▶ What to do
Each entry must be output once more without any change.

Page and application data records
--- START ---

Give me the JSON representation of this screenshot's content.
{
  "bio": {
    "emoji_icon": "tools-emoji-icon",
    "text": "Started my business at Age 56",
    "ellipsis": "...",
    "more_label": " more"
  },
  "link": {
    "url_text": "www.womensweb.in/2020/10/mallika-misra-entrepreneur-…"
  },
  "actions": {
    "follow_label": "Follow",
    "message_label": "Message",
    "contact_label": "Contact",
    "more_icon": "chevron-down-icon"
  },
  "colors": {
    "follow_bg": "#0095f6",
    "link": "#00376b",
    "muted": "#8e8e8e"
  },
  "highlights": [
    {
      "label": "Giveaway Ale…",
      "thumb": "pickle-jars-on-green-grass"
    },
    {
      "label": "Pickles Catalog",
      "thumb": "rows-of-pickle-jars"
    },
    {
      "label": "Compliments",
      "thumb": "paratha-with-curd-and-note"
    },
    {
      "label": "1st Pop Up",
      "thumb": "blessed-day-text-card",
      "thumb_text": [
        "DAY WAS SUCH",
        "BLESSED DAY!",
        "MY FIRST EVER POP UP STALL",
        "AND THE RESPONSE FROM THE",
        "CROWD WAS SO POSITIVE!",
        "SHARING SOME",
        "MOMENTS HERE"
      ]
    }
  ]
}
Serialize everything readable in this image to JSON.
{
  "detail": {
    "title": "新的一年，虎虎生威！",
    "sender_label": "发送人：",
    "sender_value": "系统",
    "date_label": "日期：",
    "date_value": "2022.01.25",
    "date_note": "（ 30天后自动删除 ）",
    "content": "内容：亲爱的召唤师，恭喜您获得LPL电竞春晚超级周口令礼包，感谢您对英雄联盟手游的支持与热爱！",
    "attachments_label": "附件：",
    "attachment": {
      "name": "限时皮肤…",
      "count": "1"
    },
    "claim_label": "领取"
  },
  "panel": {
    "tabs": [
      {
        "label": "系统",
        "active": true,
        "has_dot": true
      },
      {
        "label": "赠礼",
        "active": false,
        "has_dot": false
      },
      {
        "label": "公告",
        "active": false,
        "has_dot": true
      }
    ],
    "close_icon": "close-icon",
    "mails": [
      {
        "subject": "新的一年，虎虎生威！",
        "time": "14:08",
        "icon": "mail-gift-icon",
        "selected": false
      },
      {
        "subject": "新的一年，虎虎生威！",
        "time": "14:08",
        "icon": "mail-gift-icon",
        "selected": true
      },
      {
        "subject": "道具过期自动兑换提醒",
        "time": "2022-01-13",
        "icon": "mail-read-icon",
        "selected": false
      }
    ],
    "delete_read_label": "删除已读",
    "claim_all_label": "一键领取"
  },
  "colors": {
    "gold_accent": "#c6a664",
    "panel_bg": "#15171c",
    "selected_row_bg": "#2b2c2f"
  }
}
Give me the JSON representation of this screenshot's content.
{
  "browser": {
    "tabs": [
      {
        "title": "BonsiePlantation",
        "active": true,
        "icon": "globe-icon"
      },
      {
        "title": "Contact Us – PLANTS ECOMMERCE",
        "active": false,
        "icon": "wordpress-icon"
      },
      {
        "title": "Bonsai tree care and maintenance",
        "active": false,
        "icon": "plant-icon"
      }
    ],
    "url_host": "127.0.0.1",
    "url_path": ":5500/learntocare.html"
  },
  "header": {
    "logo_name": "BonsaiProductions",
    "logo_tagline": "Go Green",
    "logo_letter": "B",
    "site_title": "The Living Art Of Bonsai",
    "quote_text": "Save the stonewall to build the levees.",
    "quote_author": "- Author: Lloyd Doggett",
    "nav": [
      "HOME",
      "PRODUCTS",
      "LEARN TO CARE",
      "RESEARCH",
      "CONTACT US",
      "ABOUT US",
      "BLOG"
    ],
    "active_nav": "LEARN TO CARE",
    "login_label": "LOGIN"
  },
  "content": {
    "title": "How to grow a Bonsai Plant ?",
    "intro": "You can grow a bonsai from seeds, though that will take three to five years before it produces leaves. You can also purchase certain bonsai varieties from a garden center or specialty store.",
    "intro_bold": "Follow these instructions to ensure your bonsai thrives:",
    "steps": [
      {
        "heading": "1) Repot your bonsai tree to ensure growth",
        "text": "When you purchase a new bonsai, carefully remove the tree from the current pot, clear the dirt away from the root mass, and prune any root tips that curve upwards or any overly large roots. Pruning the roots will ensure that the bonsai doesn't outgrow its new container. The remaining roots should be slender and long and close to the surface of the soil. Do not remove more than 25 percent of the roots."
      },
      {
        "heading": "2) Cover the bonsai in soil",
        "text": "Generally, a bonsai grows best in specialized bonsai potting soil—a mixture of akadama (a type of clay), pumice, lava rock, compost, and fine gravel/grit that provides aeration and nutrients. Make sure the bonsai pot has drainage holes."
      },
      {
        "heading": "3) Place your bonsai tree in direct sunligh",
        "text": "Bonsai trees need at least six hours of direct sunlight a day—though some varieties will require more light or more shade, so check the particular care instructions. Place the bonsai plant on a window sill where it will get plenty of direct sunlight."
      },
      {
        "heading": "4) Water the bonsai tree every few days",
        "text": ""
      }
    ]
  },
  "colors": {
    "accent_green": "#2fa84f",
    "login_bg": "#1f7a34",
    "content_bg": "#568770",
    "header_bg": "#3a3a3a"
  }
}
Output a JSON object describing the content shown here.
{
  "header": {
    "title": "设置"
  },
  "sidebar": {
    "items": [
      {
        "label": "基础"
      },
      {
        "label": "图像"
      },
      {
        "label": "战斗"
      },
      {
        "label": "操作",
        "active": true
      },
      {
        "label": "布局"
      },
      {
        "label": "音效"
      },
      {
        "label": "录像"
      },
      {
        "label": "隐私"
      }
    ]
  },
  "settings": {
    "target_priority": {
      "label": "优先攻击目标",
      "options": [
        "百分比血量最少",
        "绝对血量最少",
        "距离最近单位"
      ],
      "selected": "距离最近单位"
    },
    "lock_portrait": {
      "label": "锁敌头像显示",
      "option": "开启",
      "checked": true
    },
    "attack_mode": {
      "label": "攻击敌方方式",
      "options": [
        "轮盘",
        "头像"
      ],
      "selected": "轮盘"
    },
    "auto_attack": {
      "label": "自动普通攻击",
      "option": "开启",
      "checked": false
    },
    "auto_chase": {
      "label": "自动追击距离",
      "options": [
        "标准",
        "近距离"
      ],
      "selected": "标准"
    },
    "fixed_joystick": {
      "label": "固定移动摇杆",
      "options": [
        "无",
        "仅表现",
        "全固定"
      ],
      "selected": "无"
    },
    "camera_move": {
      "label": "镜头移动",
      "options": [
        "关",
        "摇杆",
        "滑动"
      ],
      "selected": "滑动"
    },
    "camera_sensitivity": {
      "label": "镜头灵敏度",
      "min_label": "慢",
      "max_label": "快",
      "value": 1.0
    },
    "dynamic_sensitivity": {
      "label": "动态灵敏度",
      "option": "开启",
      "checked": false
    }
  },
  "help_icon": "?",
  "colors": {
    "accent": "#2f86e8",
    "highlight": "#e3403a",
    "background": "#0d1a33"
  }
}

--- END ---

▶ Exercise output
Give me the JSON representation of this screenshot's content.
{
  "bio": {
    "emoji_icon": "tools-emoji-icon",
    "text": "Started my business at Age 56",
    "ellipsis": "...",
    "more_label": " more"
  },
  "link": {
    "url_text": "www.womensweb.in/2020/10/mallika-misra-entrepreneur-…"
  },
  "actions": {
    "follow_label": "Follow",
    "message_label": "Message",
    "contact_label": "Contact",
    "more_icon": "chevron-down-icon"
  },
  "colors": {
    "follow_bg": "#0095f6",
    "link": "#00376b",
    "muted": "#8e8e8e"
  },
  "highlights": [
    {
      "label": "Giveaway Ale…",
      "thumb": "pickle-jars-on-green-grass"
    },
    {
      "label": "Pickles Catalog",
      "thumb": "rows-of-pickle-jars"
    },
    {
      "label": "Compliments",
      "thumb": "paratha-with-curd-and-note"
    },
    {
      "label": "1st Pop Up",
      "thumb": "blessed-day-text-card",
      "thumb_text": [
        "DAY WAS SUCH",
        "BLESSED DAY!",
        "MY FIRST EVER POP UP STALL",
        "AND THE RESPONSE FROM THE",
        "CROWD WAS SO POSITIVE!",
        "SHARING SOME",
        "MOMENTS HERE"
      ]
    }
  ]
}
Serialize everything readable in this image to JSON.
{
  "detail": {
    "title": "新的一年，虎虎生威！",
    "sender_label": "发送人：",
    "sender_value": "系统",
    "date_label": "日期：",
    "date_value": "2022.01.25",
    "date_note": "（ 30天后自动删除 ）",
    "content": "内容：亲爱的召唤师，恭喜您获得LPL电竞春晚超级周口令礼包，感谢您对英雄联盟手游的支持与热爱！",
    "attachments_label": "附件：",
    "attachment": {
      "name": "限时皮肤…",
      "count": "1"
    },
    "claim_label": "领取"
  },
  "panel": {
    "tabs": [
      {
        "label": "系统",
        "active": true,
        "has_dot": true
      },
      {
        "label": "赠礼",
        "active": false,
        "has_dot": false
      },
      {
        "label": "公告",
        "active": false,
        "has_dot": true
      }
    ],
    "close_icon": "close-icon",
    "mails": [
      {
        "subject": "新的一年，虎虎生威！",
        "time": "14:08",
        "icon": "mail-gift-icon",
        "selected": false
      },
      {
        "subject": "新的一年，虎虎生威！",
        "time": "14:08",
        "icon": "mail-gift-icon",
        "selected": true
      },
      {
        "subject": "道具过期自动兑换提醒",
        "time": "2022-01-13",
        "icon": "mail-read-icon",
        "selected": false
      }
    ],
    "delete_read_label": "删除已读",
    "claim_all_label": "一键领取"
  },
  "colors": {
    "gold_accent": "#c6a664",
    "panel_bg": "#15171c",
    "selected_row_bg": "#2b2c2f"
  }
}
Give me the JSON representation of this screenshot's content.
{
  "browser": {
    "tabs": [
      {
        "title": "BonsiePlantation",
        "active": true,
        "icon": "globe-icon"
      },
      {
        "title": "Contact Us – PLANTS ECOMMERCE",
        "active": false,
        "icon": "wordpress-icon"
      },
      {
        "title": "Bonsai tree care and maintenance",
        "active": false,
        "icon": "plant-icon"
      }
    ],
    "url_host": "127.0.0.1",
    "url_path": ":5500/learntocare.html"
  },
  "header": {
    "logo_name": "BonsaiProductions",
    "logo_tagline": "Go Green",
    "logo_letter": "B",
    "site_title": "The Living Art Of Bonsai",
    "quote_text": "Save the stonewall to build the levees.",
    "quote_author": "- Author: Lloyd Doggett",
    "nav": [
      "HOME",
      "PRODUCTS",
      "LEARN TO CARE",
      "RESEARCH",
      "CONTACT US",
      "ABOUT US",
      "BLOG"
    ],
    "active_nav": "LEARN TO CARE",
    "login_label": "LOGIN"
  },
  "content": {
    "title": "How to grow a Bonsai Plant ?",
    "intro": "You can grow a bonsai from seeds, though that will take three to five years before it produces leaves. You can also purchase certain bonsai varieties from a garden center or specialty store.",
    "intro_bold": "Follow these instructions to ensure your bonsai thrives:",
    "steps": [
      {
        "heading": "1) Repot your bonsai tree to ensure growth",
        "text": "When you purchase a new bonsai, carefully remove the tree from the current pot, clear the dirt away from the root mass, and prune any root tips that curve upwards or any overly large roots. Pruning the roots will ensure that the bonsai doesn't outgrow its new container. The remaining roots should be slender and long and close to the surface of the soil. Do not remove more than 25 percent of the roots."
      },
      {
        "heading": "2) Cover the bonsai in soil",
        "text": "Generally, a bonsai grows best in specialized bonsai potting soil—a mixture of akadama (a type of clay), pumice, lava rock, compost, and fine gravel/grit that provides aeration and nutrients. Make sure the bonsai pot has drainage holes."
      },
      {
        "heading": "3) Place your bonsai tree in direct sunligh",
        "text": "Bonsai trees need at least six hours of direct sunlight a day—though some varieties will require more light or more shade, so check the particular care instructions. Place the bonsai plant on a window sill where it will get plenty of direct sunlight."
      },
      {
        "heading": "4) Water the bonsai tree every few days",
        "text": ""
      }
    ]
  },
  "colors": {
    "accent_green": "#2fa84f",
    "login_bg": "#1f7a34",
    "content_bg": "#568770",
    "header_bg": "#3a3a3a"
  }
}
Output a JSON object describing the content shown here.
{
  "header": {
    "title": "设置"
  },
  "sidebar": {
    "items": [
      {
        "label": "基础"
      },
      {
        "label": "图像"
      },
      {
        "label": "战斗"
      },
      {
        "label": "操作",
        "active": true
      },
      {
        "label": "布局"
      },
      {
        "label": "音效"
      },
      {
        "label": "录像"
      },
      {
        "label": "隐私"
      }
    ]
  },
  "settings": {
    "target_priority": {
      "label": "优先攻击目标",
      "options": [
        "百分比血量最少",
        "绝对血量最少",
        "距离最近单位"
      ],
      "selected": "距离最近单位"
    },
    "lock_portrait": {
      "label": "锁敌头像显示",
      "option": "开启",
      "checked": true
    },
    "attack_mode": {
      "label": "攻击敌方方式",
      "options": [
        "轮盘",
        "头像"
      ],
      "selected": "轮盘"
    },
    "auto_attack": {
      "label": "自动普通攻击",
      "option": "开启",
      "checked": false
    },
    "auto_chase": {
      "label": "自动追击距离",
      "options": [
        "标准",
        "近距离"
      ],
      "selected": "标准"
    },
    "fixed_joystick": {
      "label": "固定移动摇杆",
      "options": [
        "无",
        "仅表现",
        "全固定"
      ],
      "selected": "无"
    },
    "camera_move": {
      "label": "镜头移动",
      "options": [
        "关",
        "摇杆",
        "滑动"
      ],
      "selected": "滑动"
    },
    "camera_sensitivity": {
      "label": "镜头灵敏度",
      "min_label": "慢",
      "max_label": "快",
      "value": 1.0
    },
    "dynamic_sensitivity": {
      "label": "动态灵敏度",
      "option": "开启",
      "checked": false
    }
  },
  "help_icon": "?",
  "colors": {
    "accent": "#2f86e8",
    "highlight": "#e3403a",
    "background": "#0d1a33"
  }
}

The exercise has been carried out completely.